  • Limits on discretion of field officers: The theme of distrust of the officer continues. Strict procedures and a random selection of drivers according to a preset pattern (every third driver, for example) are suggested to avoid abuse.
  • Maintenance of safety conditions: We’re not sure how it applies to constitutionality, but the court wanted lots of bright lights and signs.
  • Reasonable location: The location should be based on relevant factors, such as areas with high incidences of DUI or DUI accidents.
  • Time and duration: The timing should be set to optimize the effectiveness of the checkpoint.
  • Indications that the checkpoint is official: It should be clear to drivers, for notice purposes, that this is a law enforcement stop, and not just construction or something sinister.

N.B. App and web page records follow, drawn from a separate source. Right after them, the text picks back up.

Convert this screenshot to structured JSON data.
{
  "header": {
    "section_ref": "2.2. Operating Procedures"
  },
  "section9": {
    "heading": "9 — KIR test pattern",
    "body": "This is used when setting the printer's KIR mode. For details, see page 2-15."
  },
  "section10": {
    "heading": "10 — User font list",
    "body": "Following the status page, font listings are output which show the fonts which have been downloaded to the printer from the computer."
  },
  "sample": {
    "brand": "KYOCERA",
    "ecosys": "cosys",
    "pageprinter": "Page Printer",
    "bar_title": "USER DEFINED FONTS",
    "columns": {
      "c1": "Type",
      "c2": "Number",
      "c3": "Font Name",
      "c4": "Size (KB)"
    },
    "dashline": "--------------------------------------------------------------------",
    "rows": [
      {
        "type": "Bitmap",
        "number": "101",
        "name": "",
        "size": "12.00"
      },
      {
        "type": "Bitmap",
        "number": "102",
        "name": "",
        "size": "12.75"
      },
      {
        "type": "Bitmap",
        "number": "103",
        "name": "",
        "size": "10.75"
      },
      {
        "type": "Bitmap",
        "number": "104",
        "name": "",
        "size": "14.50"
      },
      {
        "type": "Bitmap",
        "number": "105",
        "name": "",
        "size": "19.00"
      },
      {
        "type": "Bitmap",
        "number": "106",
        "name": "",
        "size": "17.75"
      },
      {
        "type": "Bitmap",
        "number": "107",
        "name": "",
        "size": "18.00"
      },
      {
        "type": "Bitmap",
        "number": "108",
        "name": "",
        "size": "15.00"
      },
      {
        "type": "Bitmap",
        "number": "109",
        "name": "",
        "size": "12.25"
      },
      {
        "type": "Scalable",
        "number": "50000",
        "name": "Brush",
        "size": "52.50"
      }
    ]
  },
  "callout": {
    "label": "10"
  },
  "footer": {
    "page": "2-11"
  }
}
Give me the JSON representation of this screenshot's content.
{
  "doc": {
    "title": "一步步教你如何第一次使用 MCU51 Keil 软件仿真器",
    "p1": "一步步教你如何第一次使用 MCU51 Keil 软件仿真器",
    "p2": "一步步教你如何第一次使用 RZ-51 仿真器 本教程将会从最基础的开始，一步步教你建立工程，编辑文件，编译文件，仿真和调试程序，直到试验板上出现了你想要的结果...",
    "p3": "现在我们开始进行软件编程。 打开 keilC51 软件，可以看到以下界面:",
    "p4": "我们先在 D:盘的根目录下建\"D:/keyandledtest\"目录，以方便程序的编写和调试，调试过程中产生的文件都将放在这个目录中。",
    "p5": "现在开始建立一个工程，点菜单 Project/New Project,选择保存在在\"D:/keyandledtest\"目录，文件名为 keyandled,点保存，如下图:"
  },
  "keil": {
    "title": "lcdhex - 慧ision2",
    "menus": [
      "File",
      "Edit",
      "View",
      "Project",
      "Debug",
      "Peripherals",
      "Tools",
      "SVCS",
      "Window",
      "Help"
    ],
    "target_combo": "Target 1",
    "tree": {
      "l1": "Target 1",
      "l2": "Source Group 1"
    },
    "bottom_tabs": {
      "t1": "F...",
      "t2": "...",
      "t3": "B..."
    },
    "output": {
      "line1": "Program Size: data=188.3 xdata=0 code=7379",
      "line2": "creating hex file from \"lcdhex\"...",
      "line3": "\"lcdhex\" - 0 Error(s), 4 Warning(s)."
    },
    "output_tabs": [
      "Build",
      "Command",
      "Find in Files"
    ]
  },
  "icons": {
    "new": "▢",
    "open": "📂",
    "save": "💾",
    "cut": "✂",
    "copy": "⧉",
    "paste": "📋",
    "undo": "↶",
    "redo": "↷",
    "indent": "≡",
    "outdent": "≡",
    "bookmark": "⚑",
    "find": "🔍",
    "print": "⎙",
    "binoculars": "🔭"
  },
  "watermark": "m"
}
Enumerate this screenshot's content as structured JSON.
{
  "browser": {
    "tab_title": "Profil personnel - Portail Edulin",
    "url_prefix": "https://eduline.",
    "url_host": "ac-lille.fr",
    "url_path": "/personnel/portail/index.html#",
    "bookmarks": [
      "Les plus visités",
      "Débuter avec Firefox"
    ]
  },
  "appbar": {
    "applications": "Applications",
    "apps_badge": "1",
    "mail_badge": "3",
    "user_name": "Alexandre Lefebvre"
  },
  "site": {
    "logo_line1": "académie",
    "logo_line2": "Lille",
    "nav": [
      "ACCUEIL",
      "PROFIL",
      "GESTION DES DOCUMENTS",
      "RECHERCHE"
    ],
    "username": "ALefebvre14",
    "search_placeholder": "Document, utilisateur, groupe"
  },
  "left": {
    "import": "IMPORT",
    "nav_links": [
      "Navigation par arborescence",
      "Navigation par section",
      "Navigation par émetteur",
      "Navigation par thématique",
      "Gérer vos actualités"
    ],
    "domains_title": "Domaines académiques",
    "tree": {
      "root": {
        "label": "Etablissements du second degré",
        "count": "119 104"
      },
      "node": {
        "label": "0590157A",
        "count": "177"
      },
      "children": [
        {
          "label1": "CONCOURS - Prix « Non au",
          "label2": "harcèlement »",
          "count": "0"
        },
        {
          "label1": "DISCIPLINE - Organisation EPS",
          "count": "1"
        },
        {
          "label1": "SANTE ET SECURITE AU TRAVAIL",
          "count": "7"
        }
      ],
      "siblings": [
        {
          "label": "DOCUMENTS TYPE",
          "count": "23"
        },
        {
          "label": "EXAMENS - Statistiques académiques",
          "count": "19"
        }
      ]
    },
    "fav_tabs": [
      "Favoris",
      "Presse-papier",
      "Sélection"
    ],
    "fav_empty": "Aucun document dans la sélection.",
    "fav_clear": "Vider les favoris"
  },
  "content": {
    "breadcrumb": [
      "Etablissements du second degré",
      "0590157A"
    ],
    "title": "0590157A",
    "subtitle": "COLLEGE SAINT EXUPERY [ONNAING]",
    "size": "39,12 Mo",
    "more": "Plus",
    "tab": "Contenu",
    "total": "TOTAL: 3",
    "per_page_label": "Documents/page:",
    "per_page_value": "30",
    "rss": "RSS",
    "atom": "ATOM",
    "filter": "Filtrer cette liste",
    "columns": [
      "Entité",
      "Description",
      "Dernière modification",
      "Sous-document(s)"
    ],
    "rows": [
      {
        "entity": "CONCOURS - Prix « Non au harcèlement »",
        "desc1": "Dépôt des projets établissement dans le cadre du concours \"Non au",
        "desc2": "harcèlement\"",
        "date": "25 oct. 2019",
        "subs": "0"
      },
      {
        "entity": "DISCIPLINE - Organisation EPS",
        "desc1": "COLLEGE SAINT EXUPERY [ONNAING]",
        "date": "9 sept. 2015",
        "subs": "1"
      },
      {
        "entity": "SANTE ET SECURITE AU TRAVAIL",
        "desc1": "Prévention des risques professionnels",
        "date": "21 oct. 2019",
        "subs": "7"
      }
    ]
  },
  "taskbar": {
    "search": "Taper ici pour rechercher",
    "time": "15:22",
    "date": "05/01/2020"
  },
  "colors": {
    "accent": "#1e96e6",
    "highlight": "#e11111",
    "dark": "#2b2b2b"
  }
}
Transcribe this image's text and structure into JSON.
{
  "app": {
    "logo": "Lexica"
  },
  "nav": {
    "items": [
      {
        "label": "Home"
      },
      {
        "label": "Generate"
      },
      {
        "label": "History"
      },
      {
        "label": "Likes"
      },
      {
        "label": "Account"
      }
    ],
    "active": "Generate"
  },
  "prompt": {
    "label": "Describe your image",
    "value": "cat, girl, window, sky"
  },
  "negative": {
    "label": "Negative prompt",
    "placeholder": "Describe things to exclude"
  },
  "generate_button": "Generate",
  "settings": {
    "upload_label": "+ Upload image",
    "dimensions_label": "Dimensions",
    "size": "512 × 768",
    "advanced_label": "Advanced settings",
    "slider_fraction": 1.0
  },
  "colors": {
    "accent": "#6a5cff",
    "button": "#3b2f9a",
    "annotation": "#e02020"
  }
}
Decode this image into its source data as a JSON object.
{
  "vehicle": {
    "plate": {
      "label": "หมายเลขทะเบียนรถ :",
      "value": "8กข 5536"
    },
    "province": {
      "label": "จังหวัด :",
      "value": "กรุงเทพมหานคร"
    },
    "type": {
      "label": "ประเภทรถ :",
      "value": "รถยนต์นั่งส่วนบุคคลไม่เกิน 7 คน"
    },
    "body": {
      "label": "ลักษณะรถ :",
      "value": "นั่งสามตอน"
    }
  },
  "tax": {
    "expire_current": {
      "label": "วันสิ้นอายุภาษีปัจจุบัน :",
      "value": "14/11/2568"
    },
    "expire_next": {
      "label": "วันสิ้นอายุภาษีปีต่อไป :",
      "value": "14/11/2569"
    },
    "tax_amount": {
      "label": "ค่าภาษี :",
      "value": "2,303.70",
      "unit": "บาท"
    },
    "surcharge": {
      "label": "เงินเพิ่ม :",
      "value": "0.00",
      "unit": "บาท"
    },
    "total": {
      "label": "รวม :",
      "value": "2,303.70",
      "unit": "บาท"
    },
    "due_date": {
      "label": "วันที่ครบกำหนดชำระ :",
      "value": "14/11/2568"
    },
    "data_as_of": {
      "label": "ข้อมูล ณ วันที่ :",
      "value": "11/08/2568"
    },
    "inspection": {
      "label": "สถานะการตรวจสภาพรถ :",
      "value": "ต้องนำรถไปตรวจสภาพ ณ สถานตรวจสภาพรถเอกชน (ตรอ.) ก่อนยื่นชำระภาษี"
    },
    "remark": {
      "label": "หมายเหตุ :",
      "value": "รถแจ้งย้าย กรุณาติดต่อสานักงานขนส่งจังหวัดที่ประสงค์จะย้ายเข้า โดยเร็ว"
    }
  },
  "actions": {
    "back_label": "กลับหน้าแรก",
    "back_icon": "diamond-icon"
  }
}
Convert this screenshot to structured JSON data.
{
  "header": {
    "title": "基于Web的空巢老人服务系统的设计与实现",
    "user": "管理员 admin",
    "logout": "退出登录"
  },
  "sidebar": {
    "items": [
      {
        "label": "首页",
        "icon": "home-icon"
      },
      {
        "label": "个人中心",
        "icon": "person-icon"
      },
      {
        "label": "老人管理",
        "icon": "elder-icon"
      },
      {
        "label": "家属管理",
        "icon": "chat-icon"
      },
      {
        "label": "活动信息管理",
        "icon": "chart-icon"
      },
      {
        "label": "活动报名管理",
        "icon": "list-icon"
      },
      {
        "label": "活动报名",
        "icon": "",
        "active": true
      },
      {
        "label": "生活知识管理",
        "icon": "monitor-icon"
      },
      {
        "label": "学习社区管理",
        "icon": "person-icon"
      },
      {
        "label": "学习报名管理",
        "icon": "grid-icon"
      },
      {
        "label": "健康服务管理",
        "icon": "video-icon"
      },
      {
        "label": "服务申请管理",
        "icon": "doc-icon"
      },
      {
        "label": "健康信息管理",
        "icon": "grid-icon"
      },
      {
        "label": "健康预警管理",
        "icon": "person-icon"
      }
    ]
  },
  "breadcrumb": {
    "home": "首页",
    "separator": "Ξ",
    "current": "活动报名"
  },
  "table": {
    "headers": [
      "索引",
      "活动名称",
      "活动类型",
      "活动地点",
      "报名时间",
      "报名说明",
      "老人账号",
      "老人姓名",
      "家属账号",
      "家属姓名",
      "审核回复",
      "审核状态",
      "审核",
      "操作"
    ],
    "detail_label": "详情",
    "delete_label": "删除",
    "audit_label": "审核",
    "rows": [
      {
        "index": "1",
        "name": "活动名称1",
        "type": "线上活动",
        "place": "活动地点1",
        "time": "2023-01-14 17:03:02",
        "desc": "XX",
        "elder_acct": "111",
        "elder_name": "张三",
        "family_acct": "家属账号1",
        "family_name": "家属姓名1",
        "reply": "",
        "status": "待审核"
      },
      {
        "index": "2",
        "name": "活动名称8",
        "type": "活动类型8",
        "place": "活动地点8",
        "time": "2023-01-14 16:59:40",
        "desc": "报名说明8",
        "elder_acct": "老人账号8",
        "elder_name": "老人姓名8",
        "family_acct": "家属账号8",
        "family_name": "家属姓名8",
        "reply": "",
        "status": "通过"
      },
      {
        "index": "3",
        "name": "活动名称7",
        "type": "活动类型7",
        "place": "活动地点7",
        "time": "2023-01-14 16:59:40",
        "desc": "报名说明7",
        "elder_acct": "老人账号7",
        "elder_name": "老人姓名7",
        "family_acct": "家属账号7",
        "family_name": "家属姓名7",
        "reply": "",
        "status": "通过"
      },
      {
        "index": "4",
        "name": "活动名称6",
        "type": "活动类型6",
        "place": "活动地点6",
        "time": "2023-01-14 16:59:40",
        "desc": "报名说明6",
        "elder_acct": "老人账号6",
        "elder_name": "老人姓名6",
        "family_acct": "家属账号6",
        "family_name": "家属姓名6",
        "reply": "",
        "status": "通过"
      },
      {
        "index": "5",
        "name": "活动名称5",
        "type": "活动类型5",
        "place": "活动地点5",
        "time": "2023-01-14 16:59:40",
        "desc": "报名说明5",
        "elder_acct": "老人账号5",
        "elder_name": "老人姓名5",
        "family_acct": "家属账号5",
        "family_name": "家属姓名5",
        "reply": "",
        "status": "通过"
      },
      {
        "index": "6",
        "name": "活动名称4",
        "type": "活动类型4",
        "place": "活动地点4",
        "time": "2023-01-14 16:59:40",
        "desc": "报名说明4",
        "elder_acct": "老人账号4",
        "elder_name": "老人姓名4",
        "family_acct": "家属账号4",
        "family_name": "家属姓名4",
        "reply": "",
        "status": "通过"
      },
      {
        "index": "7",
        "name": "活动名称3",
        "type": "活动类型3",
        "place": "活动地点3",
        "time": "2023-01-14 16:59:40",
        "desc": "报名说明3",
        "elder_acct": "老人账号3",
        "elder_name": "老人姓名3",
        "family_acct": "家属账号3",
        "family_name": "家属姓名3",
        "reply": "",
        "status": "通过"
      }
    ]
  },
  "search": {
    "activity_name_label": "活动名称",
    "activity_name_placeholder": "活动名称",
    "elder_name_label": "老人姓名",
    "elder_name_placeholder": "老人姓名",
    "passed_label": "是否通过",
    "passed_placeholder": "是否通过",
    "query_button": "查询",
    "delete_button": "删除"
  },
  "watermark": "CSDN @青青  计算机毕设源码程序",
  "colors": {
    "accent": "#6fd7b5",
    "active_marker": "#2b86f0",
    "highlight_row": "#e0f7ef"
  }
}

Lights and signage should be visible for the sake of notification to the drivers. Drivers also can’t be pulled over for avoiding the checkpoint, unless they violate a law to do so.
  • Length and nature of detention: The time of the stop should be minimized as to infringe on a person’s rights as little as possible. That means peek at the eyes, smell for booze, and look for cans. If there are no signs of intoxication, the driver should be let go. If they look or smell drunk, field sobriety tests are appropriate.
  • Advance publicityIngersoll was in favor of advance publicity. It referred to the deterrent effect and stated that the notice minimizes intrusiveness to a person’s rights. In 1993, the court in People v. Banks stated that publicity was not a requirement, but it certainly helps.

Those are the Orange County DUI Checkpoints 04-25-2015 scheduled for this weekend.  Be careful out there.  Please contact our Orange County DUI Defense Attorneys if you have a question or need our help.

CONTACT US

Contact our firm if you have any questions about Orange County DUI Checkpoints.

Don’t delay contacting us if you were arrested for a DUI.  We can start you on a plan of action today that will help your court date later. The DMV needs action within 10 days of your arrest.  Contact us today.